Excerpts from a dataset

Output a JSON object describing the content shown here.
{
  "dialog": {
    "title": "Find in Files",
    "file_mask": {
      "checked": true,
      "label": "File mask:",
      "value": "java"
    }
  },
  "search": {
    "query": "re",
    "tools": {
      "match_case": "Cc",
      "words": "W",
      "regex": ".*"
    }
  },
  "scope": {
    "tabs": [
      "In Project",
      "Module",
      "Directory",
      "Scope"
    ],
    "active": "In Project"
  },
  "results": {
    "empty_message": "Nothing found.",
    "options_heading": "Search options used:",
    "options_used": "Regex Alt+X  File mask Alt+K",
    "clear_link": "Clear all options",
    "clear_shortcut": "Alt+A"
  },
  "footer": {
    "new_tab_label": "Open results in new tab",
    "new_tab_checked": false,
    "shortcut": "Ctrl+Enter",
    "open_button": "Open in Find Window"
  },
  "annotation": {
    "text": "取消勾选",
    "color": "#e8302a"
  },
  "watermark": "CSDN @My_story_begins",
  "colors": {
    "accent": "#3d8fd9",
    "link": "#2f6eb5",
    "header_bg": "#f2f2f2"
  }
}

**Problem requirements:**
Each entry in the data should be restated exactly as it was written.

**Answer for this exercise:**
Output a JSON object describing the content shown here.
{
  "dialog": {
    "title": "Find in Files",
    "file_mask": {
      "checked": true,
      "label": "File mask:",
      "value": "java"
    }
  },
  "search": {
    "query": "re",
    "tools": {
      "match_case": "Cc",
      "words": "W",
      "regex": ".*"
    }
  },
  "scope": {
    "tabs": [
      "In Project",
      "Module",
      "Directory",
      "Scope"
    ],
    "active": "In Project"
  },
  "results": {
    "empty_message": "Nothing found.",
    "options_heading": "Search options used:",
    "options_used": "Regex Alt+X  File mask Alt+K",
    "clear_link": "Clear all options",
    "clear_shortcut": "Alt+A"
  },
  "footer": {
    "new_tab_label": "Open results in new tab",
    "new_tab_checked": false,
    "shortcut": "Ctrl+Enter",
    "open_button": "Open in Find Window"
  },
  "annotation": {
    "text": "取消勾选",
    "color": "#e8302a"
  },
  "watermark": "CSDN @My_story_begins",
  "colors": {
    "accent": "#3d8fd9",
    "link": "#2f6eb5",
    "header_bg": "#f2f2f2"
  }
}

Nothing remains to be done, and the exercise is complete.